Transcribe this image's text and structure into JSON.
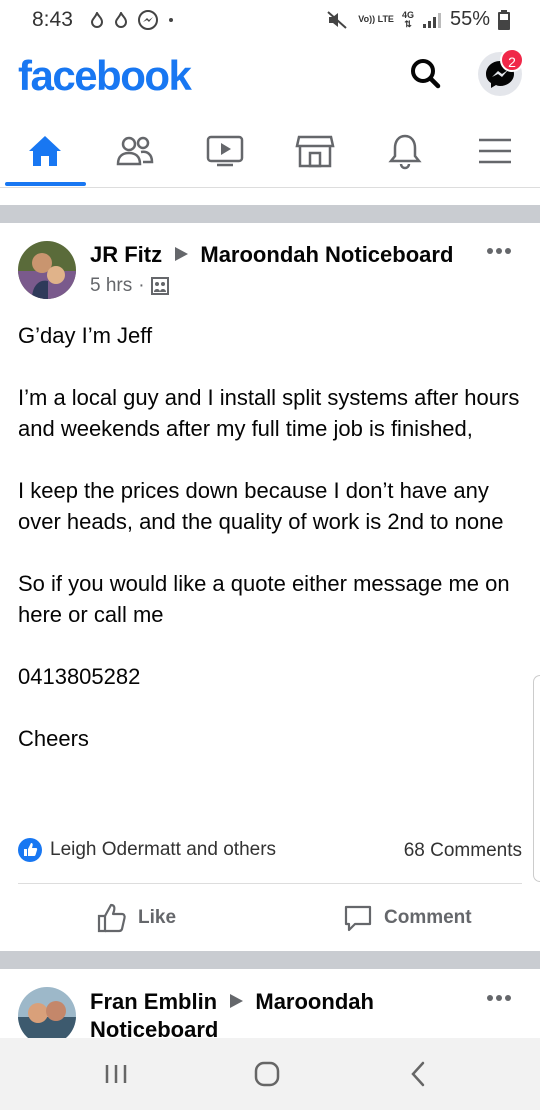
{
  "status_bar": {
    "time": "8:43",
    "network_top": "Vo)) LTE",
    "network_type": "4G",
    "battery": "55%"
  },
  "header": {
    "logo": "facebook",
    "messenger_badge": "2",
    "icons": [
      "search-icon",
      "messenger-icon"
    ]
  },
  "tabs": [
    {
      "name": "home",
      "icon": "home-icon",
      "active": true
    },
    {
      "name": "friends",
      "icon": "friends-icon",
      "active": false
    },
    {
      "name": "watch",
      "icon": "video-icon",
      "active": false
    },
    {
      "name": "marketplace",
      "icon": "store-icon",
      "active": false
    },
    {
      "name": "notifications",
      "icon": "bell-icon",
      "active": false
    },
    {
      "name": "menu",
      "icon": "hamburger-icon",
      "active": false
    }
  ],
  "post1": {
    "author": "JR Fitz",
    "group": "Maroondah Noticeboard",
    "time": "5 hrs",
    "body": [
      "G’day I’m Jeff",
      "I’m a local guy and I install split systems after hours and weekends after my full time job is finished,",
      "I keep the prices down because I don’t have any over heads, and the quality of work is 2nd to none",
      "So if you would like a quote either message me on here or call me",
      "0413805282",
      "Cheers"
    ],
    "reactions_text": "Leigh Odermatt and others",
    "comments_text": "68 Comments",
    "like_label": "Like",
    "comment_label": "Comment"
  },
  "post2": {
    "author": "Fran Emblin",
    "group": "Maroondah",
    "group_line2": "Noticeboard"
  },
  "colors": {
    "brand": "#1877f2",
    "badge": "#f02849",
    "separator": "#c9ccd1"
  }
}
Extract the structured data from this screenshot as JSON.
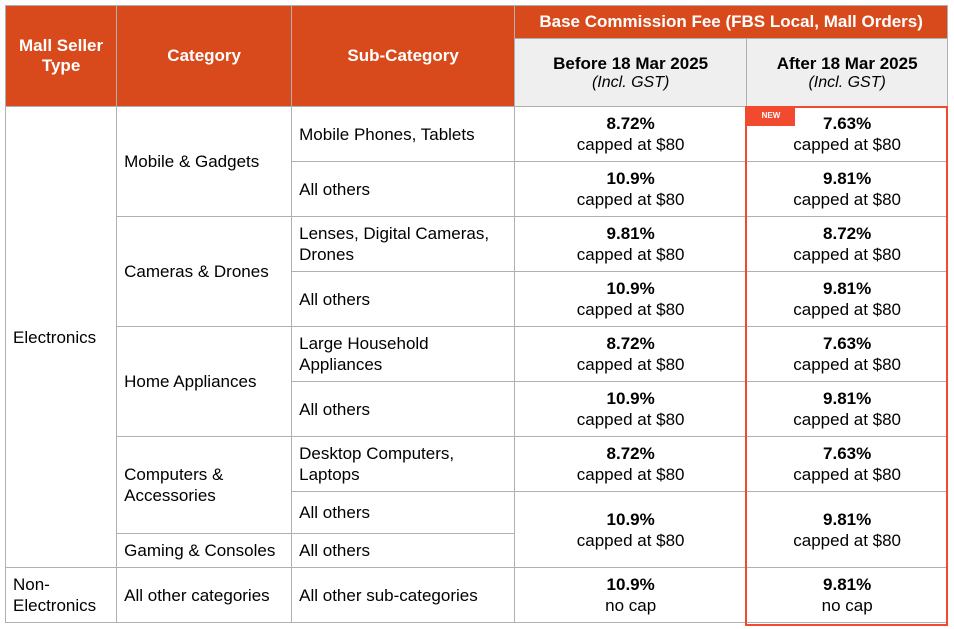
{
  "header": {
    "seller_type": "Mall Seller Type",
    "category": "Category",
    "sub_category": "Sub-Category",
    "fee_group": "Base Commission Fee (FBS Local, Mall Orders)",
    "before": "Before 18 Mar 2025",
    "after": "After 18 Mar 2025",
    "gst": "(Incl. GST)"
  },
  "badge": "NEW",
  "accent_color": "#d84a1b",
  "highlight_color": "#f24a2e",
  "seller_types": [
    "Electronics",
    "Non-Electronics"
  ],
  "categories": [
    "Mobile & Gadgets",
    "Cameras & Drones",
    "Home Appliances",
    "Computers & Accessories",
    "Gaming & Consoles",
    "All other categories"
  ],
  "rows": [
    {
      "sub": "Mobile Phones, Tablets",
      "before": "8.72%",
      "before_cap": "capped at $80",
      "after": "7.63%",
      "after_cap": "capped at $80"
    },
    {
      "sub": "All others",
      "before": "10.9%",
      "before_cap": "capped at $80",
      "after": "9.81%",
      "after_cap": "capped at $80"
    },
    {
      "sub": "Lenses, Digital Cameras, Drones",
      "before": "9.81%",
      "before_cap": "capped at $80",
      "after": "8.72%",
      "after_cap": "capped at $80"
    },
    {
      "sub": "All others",
      "before": "10.9%",
      "before_cap": "capped at $80",
      "after": "9.81%",
      "after_cap": "capped at $80"
    },
    {
      "sub": "Large Household Appliances",
      "before": "8.72%",
      "before_cap": "capped at $80",
      "after": "7.63%",
      "after_cap": "capped at $80"
    },
    {
      "sub": "All others",
      "before": "10.9%",
      "before_cap": "capped at $80",
      "after": "9.81%",
      "after_cap": "capped at $80"
    },
    {
      "sub": "Desktop Computers, Laptops",
      "before": "8.72%",
      "before_cap": "capped at $80",
      "after": "7.63%",
      "after_cap": "capped at $80"
    },
    {
      "sub": "All others",
      "before": "10.9%",
      "before_cap": "capped at $80",
      "after": "9.81%",
      "after_cap": "capped at $80"
    },
    {
      "sub": "All others"
    },
    {
      "sub": "All other sub-categories",
      "before": "10.9%",
      "before_cap": "no cap",
      "after": "9.81%",
      "after_cap": "no cap"
    }
  ]
}
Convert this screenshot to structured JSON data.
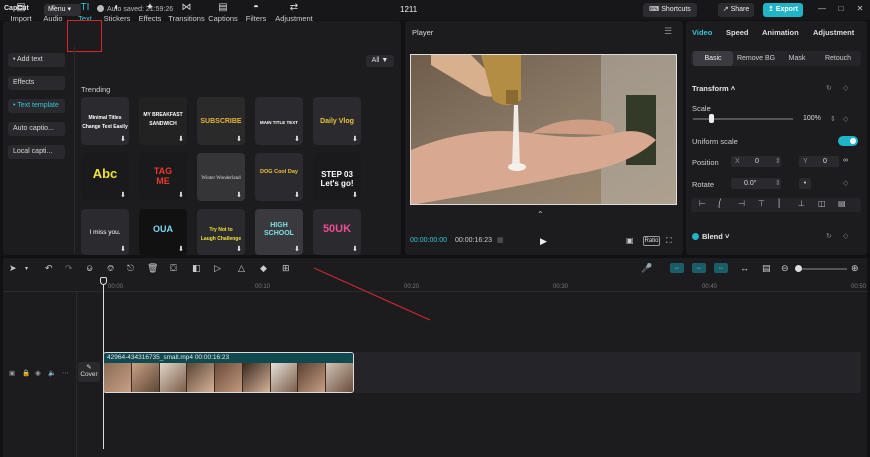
{
  "titlebar": {
    "logo": "CapCut",
    "menu_label": "Menu",
    "autosave": "Auto saved: 21:59:26",
    "project_title": "1211",
    "shortcuts_label": "Shortcuts",
    "share_label": "Share",
    "export_label": "Export",
    "window_controls": [
      "—",
      "□",
      "✕"
    ]
  },
  "tabs": [
    {
      "label": "Import",
      "icon": "import-icon"
    },
    {
      "label": "Audio",
      "icon": "audio-icon"
    },
    {
      "label": "Text",
      "icon": "text-icon",
      "active": true
    },
    {
      "label": "Stickers",
      "icon": "sticker-icon"
    },
    {
      "label": "Effects",
      "icon": "effects-icon"
    },
    {
      "label": "Transitions",
      "icon": "transitions-icon"
    },
    {
      "label": "Captions",
      "icon": "captions-icon"
    },
    {
      "label": "Filters",
      "icon": "filters-icon"
    },
    {
      "label": "Adjustment",
      "icon": "adjustment-icon"
    }
  ],
  "sidebar": [
    {
      "label": "• Add text"
    },
    {
      "label": "Effects"
    },
    {
      "label": "• Text template",
      "active": true
    },
    {
      "label": "Auto captio..."
    },
    {
      "label": "Local capti..."
    }
  ],
  "library": {
    "filter_label": "All",
    "section_title": "Trending",
    "tiles": [
      {
        "text": "Minimal Titles\nChange Text Easily"
      },
      {
        "text": "MY BREAKFAST\nSANDWICH"
      },
      {
        "text": "SUBSCRIBE"
      },
      {
        "text": "MAIN TITLE TEXT"
      },
      {
        "text": "Daily Vlog"
      },
      {
        "text": "Abc"
      },
      {
        "text": "TAG\nME"
      },
      {
        "text": "Winter Wonderland"
      },
      {
        "text": "DOG Cool Day"
      },
      {
        "text": "STEP 03\nLet's go!"
      },
      {
        "text": "I miss you."
      },
      {
        "text": "OUA"
      },
      {
        "text": "Try Not to\nLaugh Challenge"
      },
      {
        "text": "HIGH\nSCHOOL"
      },
      {
        "text": "50UK"
      }
    ]
  },
  "player": {
    "title": "Player",
    "current_time": "00:00:00:00",
    "duration": "00:00:16:23",
    "ratio_label": "Ratio"
  },
  "inspector": {
    "tabs": [
      "Video",
      "Speed",
      "Animation",
      "Adjustment"
    ],
    "subtabs": [
      "Basic",
      "Remove BG",
      "Mask",
      "Retouch"
    ],
    "transform_label": "Transform",
    "scale_label": "Scale",
    "scale_value": "100%",
    "scale_level": 0.18,
    "uniform_scale_label": "Uniform scale",
    "position_label": "Position",
    "x_label": "X",
    "x_value": "0",
    "y_label": "Y",
    "y_value": "0",
    "rotate_label": "Rotate",
    "rotate_value": "0.0°",
    "blend_label": "Blend"
  },
  "timeline": {
    "ruler": [
      "00:00",
      "00:10",
      "00:20",
      "00:30",
      "00:40",
      "00:50"
    ],
    "clip_label": "42964-434316735_small.mp4  00:00:16:23",
    "cover_label": "Cover"
  }
}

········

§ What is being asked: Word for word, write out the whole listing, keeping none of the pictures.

§ Answer section:
Transcribe this image's text and structure into JSON.
{
  "status_bar": {
    "time": "8:43",
    "network_top": "Vo)) LTE",
    "network_type": "4G",
    "battery": "55%"
  },
  "header": {
    "logo": "facebook",
    "messenger_badge": "2",
    "icons": [
      "search-icon",
      "messenger-icon"
    ]
  },
  "tabs": [
    {
      "name": "home",
      "icon": "home-icon",
      "active": true
    },
    {
      "name": "friends",
      "icon": "friends-icon",
      "active": false
    },
    {
      "name": "watch",
      "icon": "video-icon",
      "active": false
    },
    {
      "name": "marketplace",
      "icon": "store-icon",
      "active": false
    },
    {
      "name": "notifications",
      "icon": "bell-icon",
      "active": false
    },
    {
      "name": "menu",
      "icon": "hamburger-icon",
      "active": false
    }
  ],
  "post1": {
    "author": "JR Fitz",
    "group": "Maroondah Noticeboard",
    "time": "5 hrs",
    "body": [
      "G’day I’m Jeff",
      "I’m a local guy and I install split systems after hours and weekends after my full time job is finished,",
      "I keep the prices down because I don’t have any over heads, and the quality of work is 2nd to none",
      "So if you would like a quote either message me on here or call me",
      "0413805282",
      "Cheers"
    ],
    "reactions_text": "Leigh Odermatt and others",
    "comments_text": "68 Comments",
    "like_label": "Like",
    "comment_label": "Comment"
  },
  "post2": {
    "author": "Fran Emblin",
    "group": "Maroondah",
    "group_line2": "Noticeboard"
  },
  "colors": {
    "brand": "#1877f2",
    "badge": "#f02849",
    "separator": "#c9ccd1"
  }
}
Extract the structured data from this screenshot as JSON.
{
  "header": {
    "seller_type": "Mall Seller Type",
    "category": "Category",
    "sub_category": "Sub-Category",
    "fee_group": "Base Commission Fee (FBS Local, Mall Orders)",
    "before": "Before 18 Mar 2025",
    "after": "After 18 Mar 2025",
    "gst": "(Incl. GST)"
  },
  "badge": "NEW",
  "accent_color": "#d84a1b",
  "highlight_color": "#f24a2e",
  "seller_types": [
    "Electronics",
    "Non-Electronics"
  ],
  "categories": [
    "Mobile & Gadgets",
    "Cameras & Drones",
    "Home Appliances",
    "Computers & Accessories",
    "Gaming & Consoles",
    "All other categories"
  ],
  "rows": [
    {
      "sub": "Mobile Phones, Tablets",
      "before": "8.72%",
      "before_cap": "capped at $80",
      "after": "7.63%",
      "after_cap": "capped at $80"
    },
    {
      "sub": "All others",
      "before": "10.9%",
      "before_cap": "capped at $80",
      "after": "9.81%",
      "after_cap": "capped at $80"
    },
    {
      "sub": "Lenses, Digital Cameras, Drones",
      "before": "9.81%",
      "before_cap": "capped at $80",
      "after": "8.72%",
      "after_cap": "capped at $80"
    },
    {
      "sub": "All others",
      "before": "10.9%",
      "before_cap": "capped at $80",
      "after": "9.81%",
      "after_cap": "capped at $80"
    },
    {
      "sub": "Large Household Appliances",
      "before": "8.72%",
      "before_cap": "capped at $80",
      "after": "7.63%",
      "after_cap": "capped at $80"
    },
    {
      "sub": "All others",
      "before": "10.9%",
      "before_cap": "capped at $80",
      "after": "9.81%",
      "after_cap": "capped at $80"
    },
    {
      "sub": "Desktop Computers, Laptops",
      "before": "8.72%",
      "before_cap": "capped at $80",
      "after": "7.63%",
      "after_cap": "capped at $80"
    },
    {
      "sub": "All others",
      "before": "10.9%",
      "before_cap": "capped at $80",
      "after": "9.81%",
      "after_cap": "capped at $80"
    },
    {
      "sub": "All others"
    },
    {
      "sub": "All other sub-categories",
      "before": "10.9%",
      "before_cap": "no cap",
      "after": "9.81%",
      "after_cap": "no cap"
    }
  ]
}
Convert this screenshot to structured JSON data.
{
  "titlebar": {
    "logo": "CapCut",
    "menu_label": "Menu",
    "autosave": "Auto saved: 21:59:26",
    "project_title": "1211",
    "shortcuts_label": "Shortcuts",
    "share_label": "Share",
    "export_label": "Export",
    "window_controls": [
      "—",
      "□",
      "✕"
    ]
  },
  "tabs": [
    {
      "label": "Import",
      "icon": "import-icon"
    },
    {
      "label": "Audio",
      "icon": "audio-icon"
    },
    {
      "label": "Text",
      "icon": "text-icon",
      "active": true
    },
    {
      "label": "Stickers",
      "icon": "sticker-icon"
    },
    {
      "label": "Effects",
      "icon": "effects-icon"
    },
    {
      "label": "Transitions",
      "icon": "transitions-icon"
    },
    {
      "label": "Captions",
      "icon": "captions-icon"
    },
    {
      "label": "Filters",
      "icon": "filters-icon"
    },
    {
      "label": "Adjustment",
      "icon": "adjustment-icon"
    }
  ],
  "sidebar": [
    {
      "label": "• Add text"
    },
    {
      "label": "Effects"
    },
    {
      "label": "• Text template",
      "active": true
    },
    {
      "label": "Auto captio..."
    },
    {
      "label": "Local capti..."
    }
  ],
  "library": {
    "filter_label": "All",
    "section_title": "Trending",
    "tiles": [
      {
        "text": "Minimal Titles\nChange Text Easily"
      },
      {
        "text": "MY BREAKFAST\nSANDWICH"
      },
      {
        "text": "SUBSCRIBE"
      },
      {
        "text": "MAIN TITLE TEXT"
      },
      {
        "text": "Daily Vlog"
      },
      {
        "text": "Abc"
      },
      {
        "text": "TAG\nME"
      },
      {
        "text": "Winter Wonderland"
      },
      {
        "text": "DOG Cool Day"
      },
      {
        "text": "STEP 03\nLet's go!"
      },
      {
        "text": "I miss you."
      },
      {
        "text": "OUA"
      },
      {
        "text": "Try Not to\nLaugh Challenge"
      },
      {
        "text": "HIGH\nSCHOOL"
      },
      {
        "text": "50UK"
      }
    ]
  },
  "player": {
    "title": "Player",
    "current_time": "00:00:00:00",
    "duration": "00:00:16:23",
    "ratio_label": "Ratio"
  },
  "inspector": {
    "tabs": [
      "Video",
      "Speed",
      "Animation",
      "Adjustment"
    ],
    "subtabs": [
      "Basic",
      "Remove BG",
      "Mask",
      "Retouch"
    ],
    "transform_label": "Transform",
    "scale_label": "Scale",
    "scale_value": "100%",
    "scale_level": 0.18,
    "uniform_scale_label": "Uniform scale",
    "position_label": "Position",
    "x_label": "X",
    "x_value": "0",
    "y_label": "Y",
    "y_value": "0",
    "rotate_label": "Rotate",
    "rotate_value": "0.0°",
    "blend_label": "Blend"
  },
  "timeline": {
    "ruler": [
      "00:00",
      "00:10",
      "00:20",
      "00:30",
      "00:40",
      "00:50"
    ],
    "clip_label": "42964-434316735_small.mp4  00:00:16:23",
    "cover_label": "Cover"
  }
}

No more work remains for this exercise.